Among the entries below, how many lines include "true"? Answer with the number only.

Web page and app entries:
==================================================
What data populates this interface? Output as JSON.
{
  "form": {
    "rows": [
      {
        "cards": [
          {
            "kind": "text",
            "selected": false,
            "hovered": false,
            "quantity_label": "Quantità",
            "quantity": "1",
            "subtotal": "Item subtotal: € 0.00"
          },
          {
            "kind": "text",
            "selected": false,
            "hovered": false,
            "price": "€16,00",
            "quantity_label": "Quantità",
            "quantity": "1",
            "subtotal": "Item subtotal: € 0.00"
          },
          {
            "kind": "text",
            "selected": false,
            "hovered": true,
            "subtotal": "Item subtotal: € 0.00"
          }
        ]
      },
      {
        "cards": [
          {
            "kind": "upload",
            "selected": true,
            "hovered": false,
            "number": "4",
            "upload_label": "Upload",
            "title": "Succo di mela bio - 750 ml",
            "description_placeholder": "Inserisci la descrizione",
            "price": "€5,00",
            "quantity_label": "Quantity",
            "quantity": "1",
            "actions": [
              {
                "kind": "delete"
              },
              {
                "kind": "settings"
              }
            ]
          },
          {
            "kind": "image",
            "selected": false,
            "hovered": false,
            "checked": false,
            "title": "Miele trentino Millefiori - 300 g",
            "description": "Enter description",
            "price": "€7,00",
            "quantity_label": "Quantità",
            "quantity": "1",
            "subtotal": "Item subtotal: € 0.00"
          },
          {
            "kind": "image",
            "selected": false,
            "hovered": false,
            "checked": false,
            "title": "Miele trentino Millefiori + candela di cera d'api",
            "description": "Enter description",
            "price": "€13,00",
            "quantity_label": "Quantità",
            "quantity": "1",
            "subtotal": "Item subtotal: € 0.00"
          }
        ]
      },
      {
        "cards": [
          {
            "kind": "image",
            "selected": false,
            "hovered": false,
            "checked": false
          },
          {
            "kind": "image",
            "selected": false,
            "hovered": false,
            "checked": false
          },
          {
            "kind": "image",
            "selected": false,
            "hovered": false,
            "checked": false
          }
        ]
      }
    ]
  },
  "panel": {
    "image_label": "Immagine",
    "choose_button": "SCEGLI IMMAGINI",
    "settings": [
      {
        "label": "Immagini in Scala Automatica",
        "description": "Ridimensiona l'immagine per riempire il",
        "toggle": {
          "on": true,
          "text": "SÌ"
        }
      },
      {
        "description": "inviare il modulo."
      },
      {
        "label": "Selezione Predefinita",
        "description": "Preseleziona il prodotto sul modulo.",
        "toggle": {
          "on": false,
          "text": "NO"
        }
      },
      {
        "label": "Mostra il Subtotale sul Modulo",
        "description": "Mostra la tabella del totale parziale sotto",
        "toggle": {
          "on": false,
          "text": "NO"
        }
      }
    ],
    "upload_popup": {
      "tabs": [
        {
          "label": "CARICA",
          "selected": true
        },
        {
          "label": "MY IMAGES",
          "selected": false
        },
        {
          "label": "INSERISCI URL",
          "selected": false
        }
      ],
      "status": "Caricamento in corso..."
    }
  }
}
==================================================
Solution: 4